Bali is famous for its sports. Thrill-seekers from around the world flock to the tropical paradise for its surfing, white water rafting and diving among others. If you’re after adrenaline-filled adventure sports in a jaw-dropping location, then nowhere quite beats Indonesia’s number one tourist destination.
For those seeking more traditional activities Bali, despite its potential, is something of a backwater on the world’s sporting map. Who wouldn’t want to visit the island to watch or compete in a golf or tennis tournament that attracted the world’s best? As I type this, Singapore is hosting its own golfing Open but with no disrespect to the city state Bali offers so much more than glitzy shopping malls or an efficient public transportation system.
Singapore’s F1 Grand Prix rightly attracts kudos as drivers race through the brightly lit seats on the only night time race on the calendar. But so what? More soulless high rises essential to the commercialism that drives the competition.
Bali could offer so much more. With a backdrop of volcanoes and sawah the likes of Jenson Button and Lewis Hamilton’s driving skills would be tested in the spiritual heart of the island’s mystic charm. It would purely provide one of the world’s great sporting amphitheatres.
The English Premier League is big business and nowhere is that business bigger than Asia. Clubs like Arsenal, Chelsea, Liverpool and Manchester United have been making Asia a vital part of their pre season for several years now but Indonesia, cue cliché of the largest country in Southeast Asia, is mostly overlooked.
Bali, with its top ranked hotels and multiple international connections, is well placed to tap into that interest. Ok, it lacks a stadium which of course is a vital consideration, but look at the upside. For now we see bored players milling round identikit five star hotels in congested, polluted cities looking miserable and waiting for the next flight home.
Stick them in a hotel in Nusa Dua with the promise of quality pool and beach time, as well as the opportunity to flex their six packs for an adoring audience, and the chances are high, the frowns will turns to smiles and the groans become grins.
Bali is no stranger to hosting internationals. Timor Leste entertained Hong Kong in a World Cup qualifier a few years back at the stadium in Gianyar, but as can be imagined with two low profile teams interest was low at the crumbling stadium.
For several years investment in infrastructure on the island has been woeful with a recent toll road and underpass being constructed not in response to a growing demand but to make a better impression on the suits and talking heads who will attend a conference next year.

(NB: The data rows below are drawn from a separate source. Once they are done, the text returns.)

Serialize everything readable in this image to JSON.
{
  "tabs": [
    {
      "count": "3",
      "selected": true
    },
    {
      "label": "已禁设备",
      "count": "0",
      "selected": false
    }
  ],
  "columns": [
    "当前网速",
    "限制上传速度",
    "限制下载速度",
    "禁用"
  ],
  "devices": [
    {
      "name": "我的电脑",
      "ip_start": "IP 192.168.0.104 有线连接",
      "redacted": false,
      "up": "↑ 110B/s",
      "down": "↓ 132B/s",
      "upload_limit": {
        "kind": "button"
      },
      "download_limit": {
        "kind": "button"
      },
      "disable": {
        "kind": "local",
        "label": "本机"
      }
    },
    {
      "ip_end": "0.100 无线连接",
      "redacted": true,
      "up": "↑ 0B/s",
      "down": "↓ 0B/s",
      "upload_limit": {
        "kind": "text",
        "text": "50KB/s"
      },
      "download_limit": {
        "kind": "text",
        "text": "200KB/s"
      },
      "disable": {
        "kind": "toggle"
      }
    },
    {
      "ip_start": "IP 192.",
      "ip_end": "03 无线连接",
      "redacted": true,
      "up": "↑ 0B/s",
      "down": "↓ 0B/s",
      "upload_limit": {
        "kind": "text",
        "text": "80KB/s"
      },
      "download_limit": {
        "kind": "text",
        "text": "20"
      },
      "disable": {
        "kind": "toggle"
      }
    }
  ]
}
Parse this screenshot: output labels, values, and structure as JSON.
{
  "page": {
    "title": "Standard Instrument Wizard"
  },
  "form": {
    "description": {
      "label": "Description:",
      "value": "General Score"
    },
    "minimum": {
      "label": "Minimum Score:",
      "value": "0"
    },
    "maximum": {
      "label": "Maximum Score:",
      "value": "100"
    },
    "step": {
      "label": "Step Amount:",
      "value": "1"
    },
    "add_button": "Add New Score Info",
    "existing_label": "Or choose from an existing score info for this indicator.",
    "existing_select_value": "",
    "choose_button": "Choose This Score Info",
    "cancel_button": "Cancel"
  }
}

Bali has more advantage many other countries lack. It is part of the largest island nation in the world. The scope for maritime recreation remains shockingly ignored. People who own yachts are rich. They have to be. Staying afloat is expensive enough before you factor in the costs of being on the water.
The America’s Cup and the Sydney to Hobart are two of the highest profile races on the sailing calendar. But imagine a Bali to Flores race taking in then Gilis of Lombok and of course the prehistoric Komodo Dragons, ending somewhere like Labuan Bajo. Think of the impact that would have on the local economy as well as providing a much needed boost to the eastern islands of Indonesia.
Places like Singapore and Thailand have shown that over the years an investment in sporting infrastructure can pay dividends down the line in increased visitor numbers as well as a raised profile.